### Source records
+ + + + + + +
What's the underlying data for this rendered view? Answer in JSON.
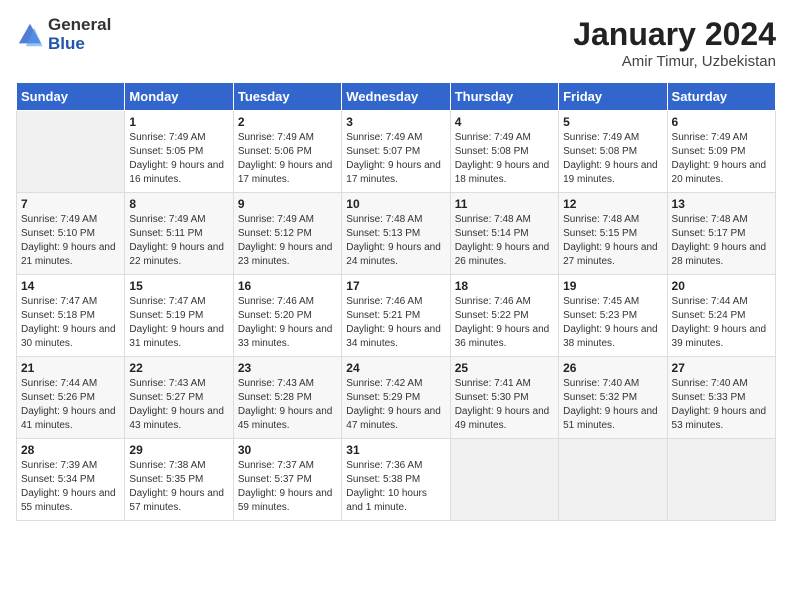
{
  "logo": {
    "general": "General",
    "blue": "Blue"
  },
  "title": "January 2024",
  "subtitle": "Amir Timur, Uzbekistan",
  "days_of_week": [
    "Sunday",
    "Monday",
    "Tuesday",
    "Wednesday",
    "Thursday",
    "Friday",
    "Saturday"
  ],
  "weeks": [
    [
      {
        "num": "",
        "sunrise": "",
        "sunset": "",
        "daylight": ""
      },
      {
        "num": "1",
        "sunrise": "Sunrise: 7:49 AM",
        "sunset": "Sunset: 5:05 PM",
        "daylight": "Daylight: 9 hours and 16 minutes."
      },
      {
        "num": "2",
        "sunrise": "Sunrise: 7:49 AM",
        "sunset": "Sunset: 5:06 PM",
        "daylight": "Daylight: 9 hours and 17 minutes."
      },
      {
        "num": "3",
        "sunrise": "Sunrise: 7:49 AM",
        "sunset": "Sunset: 5:07 PM",
        "daylight": "Daylight: 9 hours and 17 minutes."
      },
      {
        "num": "4",
        "sunrise": "Sunrise: 7:49 AM",
        "sunset": "Sunset: 5:08 PM",
        "daylight": "Daylight: 9 hours and 18 minutes."
      },
      {
        "num": "5",
        "sunrise": "Sunrise: 7:49 AM",
        "sunset": "Sunset: 5:08 PM",
        "daylight": "Daylight: 9 hours and 19 minutes."
      },
      {
        "num": "6",
        "sunrise": "Sunrise: 7:49 AM",
        "sunset": "Sunset: 5:09 PM",
        "daylight": "Daylight: 9 hours and 20 minutes."
      }
    ],
    [
      {
        "num": "7",
        "sunrise": "Sunrise: 7:49 AM",
        "sunset": "Sunset: 5:10 PM",
        "daylight": "Daylight: 9 hours and 21 minutes."
      },
      {
        "num": "8",
        "sunrise": "Sunrise: 7:49 AM",
        "sunset": "Sunset: 5:11 PM",
        "daylight": "Daylight: 9 hours and 22 minutes."
      },
      {
        "num": "9",
        "sunrise": "Sunrise: 7:49 AM",
        "sunset": "Sunset: 5:12 PM",
        "daylight": "Daylight: 9 hours and 23 minutes."
      },
      {
        "num": "10",
        "sunrise": "Sunrise: 7:48 AM",
        "sunset": "Sunset: 5:13 PM",
        "daylight": "Daylight: 9 hours and 24 minutes."
      },
      {
        "num": "11",
        "sunrise": "Sunrise: 7:48 AM",
        "sunset": "Sunset: 5:14 PM",
        "daylight": "Daylight: 9 hours and 26 minutes."
      },
      {
        "num": "12",
        "sunrise": "Sunrise: 7:48 AM",
        "sunset": "Sunset: 5:15 PM",
        "daylight": "Daylight: 9 hours and 27 minutes."
      },
      {
        "num": "13",
        "sunrise": "Sunrise: 7:48 AM",
        "sunset": "Sunset: 5:17 PM",
        "daylight": "Daylight: 9 hours and 28 minutes."
      }
    ],
    [
      {
        "num": "14",
        "sunrise": "Sunrise: 7:47 AM",
        "sunset": "Sunset: 5:18 PM",
        "daylight": "Daylight: 9 hours and 30 minutes."
      },
      {
        "num": "15",
        "sunrise": "Sunrise: 7:47 AM",
        "sunset": "Sunset: 5:19 PM",
        "daylight": "Daylight: 9 hours and 31 minutes."
      },
      {
        "num": "16",
        "sunrise": "Sunrise: 7:46 AM",
        "sunset": "Sunset: 5:20 PM",
        "daylight": "Daylight: 9 hours and 33 minutes."
      },
      {
        "num": "17",
        "sunrise": "Sunrise: 7:46 AM",
        "sunset": "Sunset: 5:21 PM",
        "daylight": "Daylight: 9 hours and 34 minutes."
      },
      {
        "num": "18",
        "sunrise": "Sunrise: 7:46 AM",
        "sunset": "Sunset: 5:22 PM",
        "daylight": "Daylight: 9 hours and 36 minutes."
      },
      {
        "num": "19",
        "sunrise": "Sunrise: 7:45 AM",
        "sunset": "Sunset: 5:23 PM",
        "daylight": "Daylight: 9 hours and 38 minutes."
      },
      {
        "num": "20",
        "sunrise": "Sunrise: 7:44 AM",
        "sunset": "Sunset: 5:24 PM",
        "daylight": "Daylight: 9 hours and 39 minutes."
      }
    ],
    [
      {
        "num": "21",
        "sunrise": "Sunrise: 7:44 AM",
        "sunset": "Sunset: 5:26 PM",
        "daylight": "Daylight: 9 hours and 41 minutes."
      },
      {
        "num": "22",
        "sunrise": "Sunrise: 7:43 AM",
        "sunset": "Sunset: 5:27 PM",
        "daylight": "Daylight: 9 hours and 43 minutes."
      },
      {
        "num": "23",
        "sunrise": "Sunrise: 7:43 AM",
        "sunset": "Sunset: 5:28 PM",
        "daylight": "Daylight: 9 hours and 45 minutes."
      },
      {
        "num": "24",
        "sunrise": "Sunrise: 7:42 AM",
        "sunset": "Sunset: 5:29 PM",
        "daylight": "Daylight: 9 hours and 47 minutes."
      },
      {
        "num": "25",
        "sunrise": "Sunrise: 7:41 AM",
        "sunset": "Sunset: 5:30 PM",
        "daylight": "Daylight: 9 hours and 49 minutes."
      },
      {
        "num": "26",
        "sunrise": "Sunrise: 7:40 AM",
        "sunset": "Sunset: 5:32 PM",
        "daylight": "Daylight: 9 hours and 51 minutes."
      },
      {
        "num": "27",
        "sunrise": "Sunrise: 7:40 AM",
        "sunset": "Sunset: 5:33 PM",
        "daylight": "Daylight: 9 hours and 53 minutes."
      }
    ],
    [
      {
        "num": "28",
        "sunrise": "Sunrise: 7:39 AM",
        "sunset": "Sunset: 5:34 PM",
        "daylight": "Daylight: 9 hours and 55 minutes."
      },
      {
        "num": "29",
        "sunrise": "Sunrise: 7:38 AM",
        "sunset": "Sunset: 5:35 PM",
        "daylight": "Daylight: 9 hours and 57 minutes."
      },
      {
        "num": "30",
        "sunrise": "Sunrise: 7:37 AM",
        "sunset": "Sunset: 5:37 PM",
        "daylight": "Daylight: 9 hours and 59 minutes."
      },
      {
        "num": "31",
        "sunrise": "Sunrise: 7:36 AM",
        "sunset": "Sunset: 5:38 PM",
        "daylight": "Daylight: 10 hours and 1 minute."
      },
      {
        "num": "",
        "sunrise": "",
        "sunset": "",
        "daylight": ""
      },
      {
        "num": "",
        "sunrise": "",
        "sunset": "",
        "daylight": ""
      },
      {
        "num": "",
        "sunrise": "",
        "sunset": "",
        "daylight": ""
      }
    ]
  ]
}
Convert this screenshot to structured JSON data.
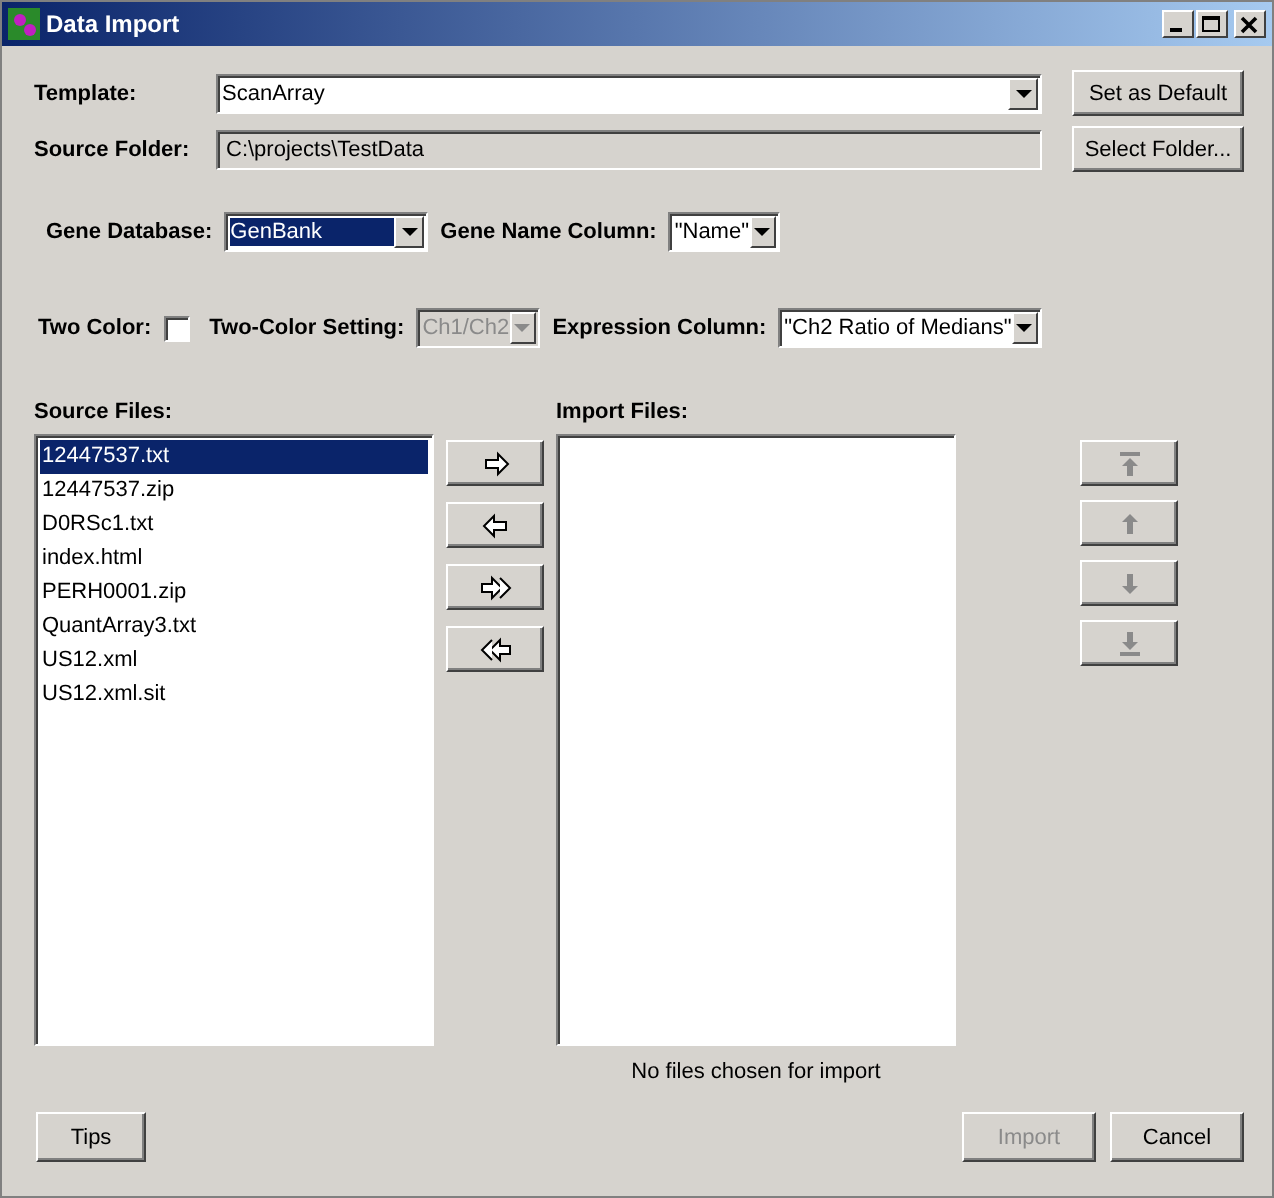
{
  "window": {
    "title": "Data Import",
    "controls": [
      {
        "kind": "minimize"
      },
      {
        "kind": "maximize"
      },
      {
        "kind": "close"
      }
    ]
  },
  "template": {
    "label": "Template:",
    "value": "ScanArray",
    "button": "Set as Default"
  },
  "source_folder": {
    "label": "Source Folder:",
    "value": "C:\\projects\\TestData",
    "button": "Select Folder..."
  },
  "gene_database": {
    "label": "Gene Database:",
    "value": "GenBank",
    "focused": true
  },
  "gene_name_column": {
    "label": "Gene Name Column:",
    "value": "\"Name\"",
    "disabled": false
  },
  "two_color": {
    "label": "Two Color:",
    "checked": false
  },
  "two_color_setting": {
    "label": "Two-Color Setting:",
    "value": "Ch1/Ch2",
    "disabled": true
  },
  "expression_column": {
    "label": "Expression Column:",
    "value": "\"Ch2 Ratio of Medians\"",
    "disabled": false
  },
  "source_files": {
    "label": "Source Files:",
    "items": [
      {
        "name": "12447537.txt",
        "selected": true
      },
      {
        "name": "12447537.zip",
        "selected": false
      },
      {
        "name": "D0RSc1.txt",
        "selected": false
      },
      {
        "name": "index.html",
        "selected": false
      },
      {
        "name": "PERH0001.zip",
        "selected": false
      },
      {
        "name": "QuantArray3.txt",
        "selected": false
      },
      {
        "name": "US12.xml",
        "selected": false
      },
      {
        "name": "US12.xml.sit",
        "selected": false
      }
    ]
  },
  "transfer_buttons": [
    {
      "kind": "add"
    },
    {
      "kind": "remove"
    },
    {
      "kind": "add_all"
    },
    {
      "kind": "remove_all"
    }
  ],
  "import_files": {
    "label": "Import Files:",
    "status": "No files chosen for import"
  },
  "order_buttons": [
    {
      "kind": "top",
      "disabled": true
    },
    {
      "kind": "up",
      "disabled": true
    },
    {
      "kind": "down",
      "disabled": true
    },
    {
      "kind": "bottom",
      "disabled": true
    }
  ],
  "buttons": [
    {
      "label": "Tips",
      "disabled": false
    },
    {
      "label": "Import",
      "disabled": true
    },
    {
      "label": "Cancel",
      "disabled": false
    }
  ]
}
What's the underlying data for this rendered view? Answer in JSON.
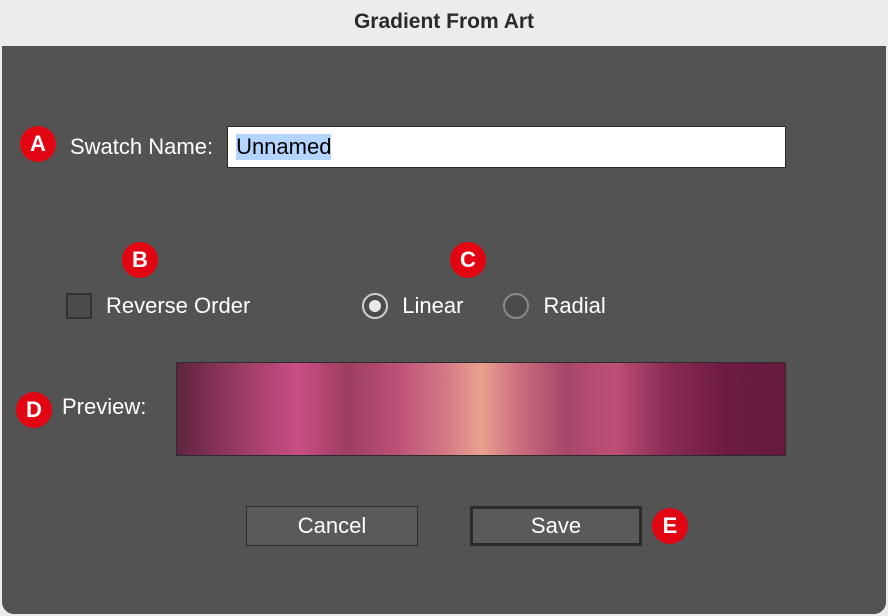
{
  "dialog": {
    "title": "Gradient From Art",
    "callouts": {
      "a": "A",
      "b": "B",
      "c": "C",
      "d": "D",
      "e": "E"
    },
    "swatch_label": "Swatch Name:",
    "swatch_value": "Unnamed",
    "reverse_label": "Reverse Order",
    "reverse_checked": false,
    "linear_label": "Linear",
    "radial_label": "Radial",
    "gradient_type_selected": "linear",
    "preview_label": "Preview:",
    "cancel_label": "Cancel",
    "save_label": "Save",
    "gradient_colors": [
      "#5f2440",
      "#a33e68",
      "#c94f84",
      "#9e3d62",
      "#bb4f77",
      "#d37886",
      "#eaa18e",
      "#cd6f7e",
      "#a8456b",
      "#be5078",
      "#8c2d55",
      "#6f1b41",
      "#651a3c"
    ]
  }
}
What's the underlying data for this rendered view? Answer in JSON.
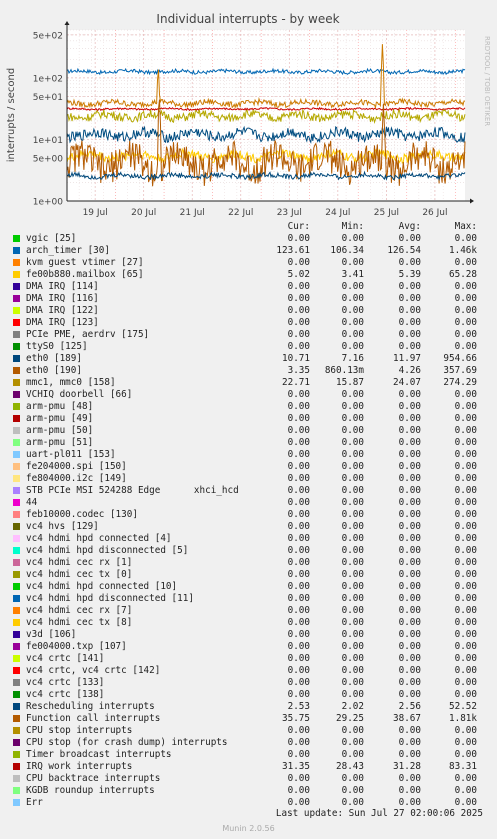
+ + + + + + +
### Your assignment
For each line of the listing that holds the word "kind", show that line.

### Response to this exercise
        "kind": "minimize"
        "kind": "maximize"
        "kind": "close"
      "kind": "add"
      "kind": "remove"
      "kind": "add_all"
      "kind": "remove_all"
      "kind": "top",
      "kind": "up",
      "kind": "down",
      "kind": "bottom",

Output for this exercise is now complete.